Wardrop's principle and Thomson's contention imply that the quality of car travel in central conurbations is in equilibrium with the quality of its competitors -in the case of London, the rail system. Moreover, since the quality of the rail system in central London has hardly been touched for many years (except for the Victoria and Jubilee lines), and since rail speed is almost independent of rail demand, whereas road speed is highly sensitive to road demand, then it can be inferred that any increase in road capacity will not and cannot affect road speeds whilst there is suppressed demand which uses the rail system instead. The aim of this note is to demonstrate the currently available evidence for these propositions, drawn not only from London data but also to some extent from Paris. The defects and drawbacks in the evidence are highlighted and a research programme outlined which will provide a more thorough test of the propositions. A modelling approach is also described which enable some of the methods of varying the respective service qualities on road and rail in central conurbations to be tested. Extensions to conurbations where the main competitor is bus, or the suppressed demand does not exist throughout the day, are also noted. (TRRL)

  • Corporate Authors:

    University College London

    Centre for Transport Studies, Gower Street
    London,   United Kingdom  WC1E 6BT
  • Authors:
    • Mogridge, MJH
  • Publication Date: 1984-2

Media Info

  • Features: Figures; References; Tables;
  • Pagination: 23 p.

Subject/Index Terms

Filing Info

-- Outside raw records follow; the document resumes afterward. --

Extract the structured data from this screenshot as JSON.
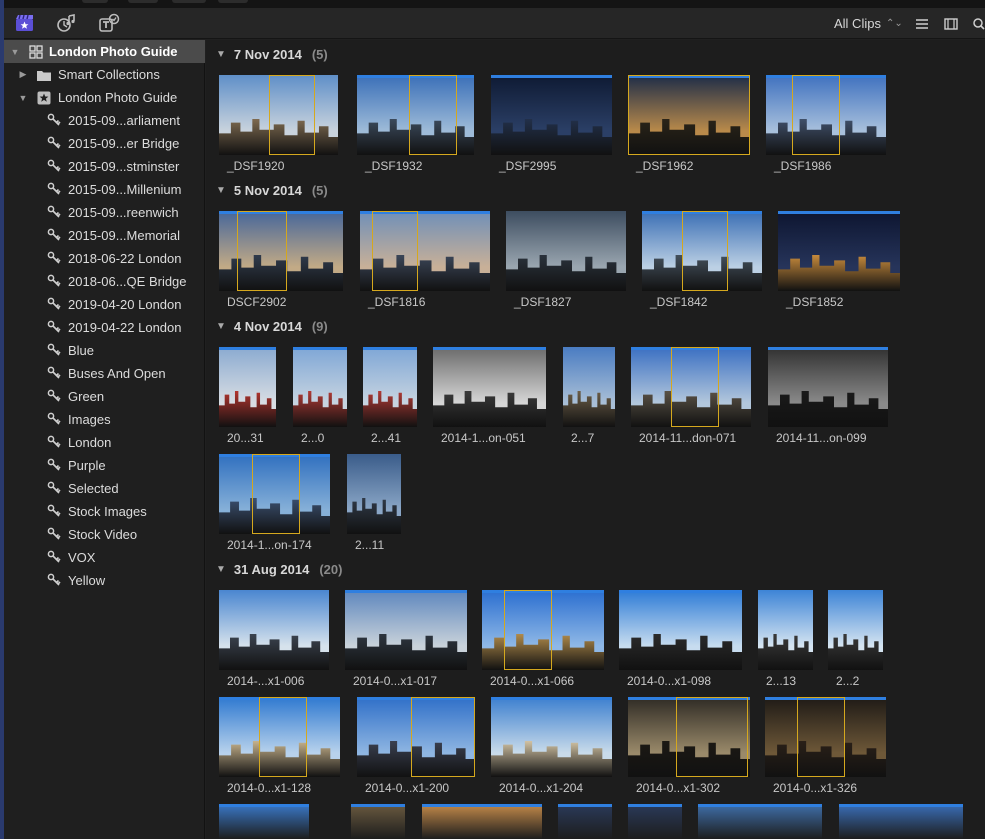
{
  "toolbar": {
    "icons": [
      "libraries-icon",
      "photos-audio-icon",
      "titles-generators-icon"
    ],
    "filter_label": "All Clips",
    "right_icons": [
      "filmstrip-toggle-icon",
      "clip-appearance-icon",
      "search-icon"
    ]
  },
  "sidebar": {
    "library": "London Photo Guide",
    "smart_collections": "Smart Collections",
    "event": "London Photo Guide",
    "keywords": [
      "2015-09...arliament",
      "2015-09...er Bridge",
      "2015-09...stminster",
      "2015-09...Millenium",
      "2015-09...reenwich",
      "2015-09...Memorial",
      "2018-06-22 London",
      "2018-06...QE Bridge",
      "2019-04-20 London",
      "2019-04-22 London",
      "Blue",
      "Buses And Open",
      "Green",
      "Images",
      "London",
      "Purple",
      "Selected",
      "Stock Images",
      "Stock Video",
      "VOX",
      "Yellow"
    ]
  },
  "browser": {
    "groups": [
      {
        "date": "7 Nov 2014",
        "count": "(5)",
        "clips": [
          "_DSF1920",
          "_DSF1932",
          "_DSF2995",
          "_DSF1962",
          "_DSF1986"
        ]
      },
      {
        "date": "5 Nov 2014",
        "count": "(5)",
        "clips": [
          "DSCF2902",
          "_DSF1816",
          "_DSF1827",
          "_DSF1842",
          "_DSF1852"
        ]
      },
      {
        "date": "4 Nov 2014",
        "count": "(9)",
        "clips": [
          "20...31",
          "2...0",
          "2...41",
          "2014-1...on-051",
          "2...7",
          "2014-11...don-071",
          "2014-11...on-099",
          "2014-1...on-174",
          "2...11"
        ]
      },
      {
        "date": "31 Aug 2014",
        "count": "(20)",
        "clips": [
          "2014-...x1-006",
          "2014-0...x1-017",
          "2014-0...x1-066",
          "2014-0...x1-098",
          "2...13",
          "2...2",
          "2014-0...x1-128",
          "2014-0...x1-200",
          "2014-0...x1-204",
          "2014-0...x1-302",
          "2014-0...x1-326"
        ]
      }
    ]
  },
  "colors": {
    "accent_blue": "#2f7fe0",
    "selection_yellow": "#d5a81e",
    "sidebar_selected": "#4b4b4b"
  }
}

  • Accession Number: 00390170
  • Record Type: Publication
  • Source Agency: Transport Research Laboratory
  • Report/Paper Numbers: Monograph
  • Files: ITRD, TRIS
  • Created Date: Oct 30 1984 12:00AM